I’ve not meet many people who like confrontation, but dealing with poor performance must be a part of any leader’s leadership system. When poor performance is ignored it not only hurts the organization but keeps an individual from reaching their fullest potential. Ken Blanchard, in his book The One Minute Manager, calls this a One Minute Reprimand. I prefer to call it a One Minute Redirection. Yes, reprimands are sometimes necessary, but more often than not a leader needs to simply provide redirection rather than a reprimand. So if you have someone struggling with poor performance here are a few things to consider …
- Build a relationship with the individual.
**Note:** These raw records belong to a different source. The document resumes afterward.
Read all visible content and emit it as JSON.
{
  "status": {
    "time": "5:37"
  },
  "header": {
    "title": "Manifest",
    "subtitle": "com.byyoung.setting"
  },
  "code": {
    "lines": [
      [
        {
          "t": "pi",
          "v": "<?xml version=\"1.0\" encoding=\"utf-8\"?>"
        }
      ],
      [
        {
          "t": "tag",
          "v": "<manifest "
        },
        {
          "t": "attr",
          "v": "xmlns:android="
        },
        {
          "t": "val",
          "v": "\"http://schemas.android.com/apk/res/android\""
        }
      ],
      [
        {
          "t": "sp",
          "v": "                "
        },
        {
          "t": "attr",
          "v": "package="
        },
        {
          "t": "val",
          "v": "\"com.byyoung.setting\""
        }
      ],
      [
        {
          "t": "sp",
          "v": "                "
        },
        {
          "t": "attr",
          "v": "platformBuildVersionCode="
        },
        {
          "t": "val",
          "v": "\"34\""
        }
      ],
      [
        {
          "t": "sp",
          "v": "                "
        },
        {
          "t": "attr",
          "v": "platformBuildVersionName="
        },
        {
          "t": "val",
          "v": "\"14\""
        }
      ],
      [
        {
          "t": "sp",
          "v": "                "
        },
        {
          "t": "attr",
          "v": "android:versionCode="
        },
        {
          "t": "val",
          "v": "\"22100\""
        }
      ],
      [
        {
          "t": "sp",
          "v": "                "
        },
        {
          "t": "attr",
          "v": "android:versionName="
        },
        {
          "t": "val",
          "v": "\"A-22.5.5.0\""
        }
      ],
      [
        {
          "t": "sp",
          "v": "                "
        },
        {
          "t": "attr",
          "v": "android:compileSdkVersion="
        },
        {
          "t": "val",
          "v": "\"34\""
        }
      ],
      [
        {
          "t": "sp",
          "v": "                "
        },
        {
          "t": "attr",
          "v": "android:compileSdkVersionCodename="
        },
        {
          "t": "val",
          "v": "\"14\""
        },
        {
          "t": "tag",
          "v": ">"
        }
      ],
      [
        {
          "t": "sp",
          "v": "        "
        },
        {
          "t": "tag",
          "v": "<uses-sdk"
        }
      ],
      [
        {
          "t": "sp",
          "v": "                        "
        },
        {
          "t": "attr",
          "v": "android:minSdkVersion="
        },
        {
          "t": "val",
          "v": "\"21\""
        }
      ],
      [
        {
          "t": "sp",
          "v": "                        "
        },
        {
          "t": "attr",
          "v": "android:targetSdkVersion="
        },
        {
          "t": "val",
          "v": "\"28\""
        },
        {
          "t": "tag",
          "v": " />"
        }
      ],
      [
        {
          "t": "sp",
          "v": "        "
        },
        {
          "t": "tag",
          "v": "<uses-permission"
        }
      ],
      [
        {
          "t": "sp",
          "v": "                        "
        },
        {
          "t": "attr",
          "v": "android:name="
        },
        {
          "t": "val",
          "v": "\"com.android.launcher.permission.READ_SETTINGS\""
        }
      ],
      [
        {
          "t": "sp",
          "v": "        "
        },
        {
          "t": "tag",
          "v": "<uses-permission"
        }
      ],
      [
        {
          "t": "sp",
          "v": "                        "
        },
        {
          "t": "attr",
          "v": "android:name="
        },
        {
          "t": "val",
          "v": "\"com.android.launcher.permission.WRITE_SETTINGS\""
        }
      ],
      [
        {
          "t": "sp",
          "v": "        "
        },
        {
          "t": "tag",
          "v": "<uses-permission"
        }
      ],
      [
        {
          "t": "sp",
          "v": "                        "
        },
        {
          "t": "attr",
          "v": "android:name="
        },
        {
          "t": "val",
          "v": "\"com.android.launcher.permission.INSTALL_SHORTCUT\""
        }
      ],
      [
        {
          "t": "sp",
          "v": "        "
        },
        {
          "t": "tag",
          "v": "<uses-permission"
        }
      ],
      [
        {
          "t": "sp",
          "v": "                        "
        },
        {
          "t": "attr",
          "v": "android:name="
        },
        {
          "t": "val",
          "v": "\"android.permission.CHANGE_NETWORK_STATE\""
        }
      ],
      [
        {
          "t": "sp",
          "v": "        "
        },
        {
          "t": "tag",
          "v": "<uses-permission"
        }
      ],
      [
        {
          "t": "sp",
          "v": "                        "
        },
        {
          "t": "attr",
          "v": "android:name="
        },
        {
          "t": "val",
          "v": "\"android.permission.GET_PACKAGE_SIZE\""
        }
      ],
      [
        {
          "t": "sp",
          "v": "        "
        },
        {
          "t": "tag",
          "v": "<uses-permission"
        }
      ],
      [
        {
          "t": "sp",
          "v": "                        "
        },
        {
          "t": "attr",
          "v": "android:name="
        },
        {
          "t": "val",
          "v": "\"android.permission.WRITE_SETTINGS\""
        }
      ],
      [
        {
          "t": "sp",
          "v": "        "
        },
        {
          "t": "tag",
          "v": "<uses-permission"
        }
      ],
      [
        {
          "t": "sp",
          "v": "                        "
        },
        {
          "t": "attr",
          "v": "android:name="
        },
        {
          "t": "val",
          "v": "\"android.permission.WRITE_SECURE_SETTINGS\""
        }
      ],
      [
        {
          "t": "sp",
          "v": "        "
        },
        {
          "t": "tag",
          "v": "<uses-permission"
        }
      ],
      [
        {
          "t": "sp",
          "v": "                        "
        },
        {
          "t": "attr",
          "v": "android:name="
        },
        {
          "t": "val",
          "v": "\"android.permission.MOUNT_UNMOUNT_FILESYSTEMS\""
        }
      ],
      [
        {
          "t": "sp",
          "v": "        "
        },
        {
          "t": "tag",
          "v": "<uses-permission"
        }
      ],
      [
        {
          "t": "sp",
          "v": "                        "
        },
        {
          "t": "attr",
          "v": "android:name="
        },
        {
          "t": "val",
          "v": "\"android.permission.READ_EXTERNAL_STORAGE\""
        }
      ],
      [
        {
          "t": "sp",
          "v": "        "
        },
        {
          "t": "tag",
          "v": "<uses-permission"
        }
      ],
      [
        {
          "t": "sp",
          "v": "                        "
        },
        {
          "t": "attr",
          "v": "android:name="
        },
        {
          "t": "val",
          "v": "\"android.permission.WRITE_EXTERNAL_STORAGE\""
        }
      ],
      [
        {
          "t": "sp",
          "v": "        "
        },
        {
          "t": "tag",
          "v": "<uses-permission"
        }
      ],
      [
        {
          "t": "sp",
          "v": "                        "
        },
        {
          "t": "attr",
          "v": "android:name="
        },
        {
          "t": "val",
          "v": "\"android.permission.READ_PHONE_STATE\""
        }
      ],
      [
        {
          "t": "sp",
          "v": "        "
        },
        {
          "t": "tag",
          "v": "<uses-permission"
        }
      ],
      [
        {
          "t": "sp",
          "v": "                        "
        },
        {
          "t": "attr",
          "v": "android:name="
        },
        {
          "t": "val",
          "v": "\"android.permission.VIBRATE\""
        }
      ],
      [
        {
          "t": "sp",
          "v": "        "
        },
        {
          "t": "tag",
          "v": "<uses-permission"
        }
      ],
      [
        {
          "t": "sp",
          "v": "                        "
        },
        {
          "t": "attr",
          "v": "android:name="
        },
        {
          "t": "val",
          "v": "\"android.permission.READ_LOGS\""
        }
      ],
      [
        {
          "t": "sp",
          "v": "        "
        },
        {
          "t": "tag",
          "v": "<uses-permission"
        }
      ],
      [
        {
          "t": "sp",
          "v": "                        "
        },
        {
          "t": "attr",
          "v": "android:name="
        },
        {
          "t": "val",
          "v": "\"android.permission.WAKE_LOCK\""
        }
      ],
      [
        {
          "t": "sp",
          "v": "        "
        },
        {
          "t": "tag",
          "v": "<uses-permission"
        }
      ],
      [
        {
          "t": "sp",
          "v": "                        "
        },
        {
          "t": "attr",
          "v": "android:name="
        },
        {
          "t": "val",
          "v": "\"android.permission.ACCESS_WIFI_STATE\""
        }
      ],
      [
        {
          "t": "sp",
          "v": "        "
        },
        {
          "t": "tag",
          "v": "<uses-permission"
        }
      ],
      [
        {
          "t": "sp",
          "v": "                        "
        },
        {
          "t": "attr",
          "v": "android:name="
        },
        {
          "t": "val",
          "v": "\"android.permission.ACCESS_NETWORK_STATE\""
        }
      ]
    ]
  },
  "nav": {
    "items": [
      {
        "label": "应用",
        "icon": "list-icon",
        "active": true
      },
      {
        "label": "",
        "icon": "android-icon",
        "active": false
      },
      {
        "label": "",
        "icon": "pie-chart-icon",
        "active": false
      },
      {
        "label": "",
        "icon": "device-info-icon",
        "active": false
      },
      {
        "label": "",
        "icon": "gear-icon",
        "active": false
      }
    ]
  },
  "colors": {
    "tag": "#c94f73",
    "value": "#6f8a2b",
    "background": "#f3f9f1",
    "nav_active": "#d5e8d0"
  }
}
I know many leaders advise not to get close to the people you work with but I couldn’t disagree more. Leaders need to know and be known by their direct reports. Please don’t misunderstand, you don’t have to be best friends but there needs to be a sense of knowing each other. This build a sense of trust which is one of the most critical requirements for effective leadership. And trust can only be built when there’s authenticity. I’ve found that it’s actually easier to speak truth to someone I have developed a relationship with than it is with someone I don’t feel like I really know.
- Determine if it’s a Competence, Confidence, or a Commitment problem. Your course of action will be determined by the answer to this question. If it’s a Competence problem then they need you to provide some direction and some coaching. If it’s a Confidence problem then they need you to ask questions and guide them to discovering solutions on their own, thus building their confidence. If it’s a Commitment problem then you may may be dealing with an individual who has a bad attitude and may have to provide a firm reprimand. When you have to provide a reprimand do it immediately, be specific about their behavior and then affirm them as a person and your commitment to their success.
- Always deal with poor performance quickly. Don’t wait until their quarterly or annual review to address the problem. It will be much less awkward and they will appreciate it if you deal with the issue immediately.
Providing constructive feedback can be intimidating for both the direct report as well as the leader but is absolutely necessary if we are to accomplish the overarching goals of the organization.
How do you need to improve in the way you provide constructive feedback?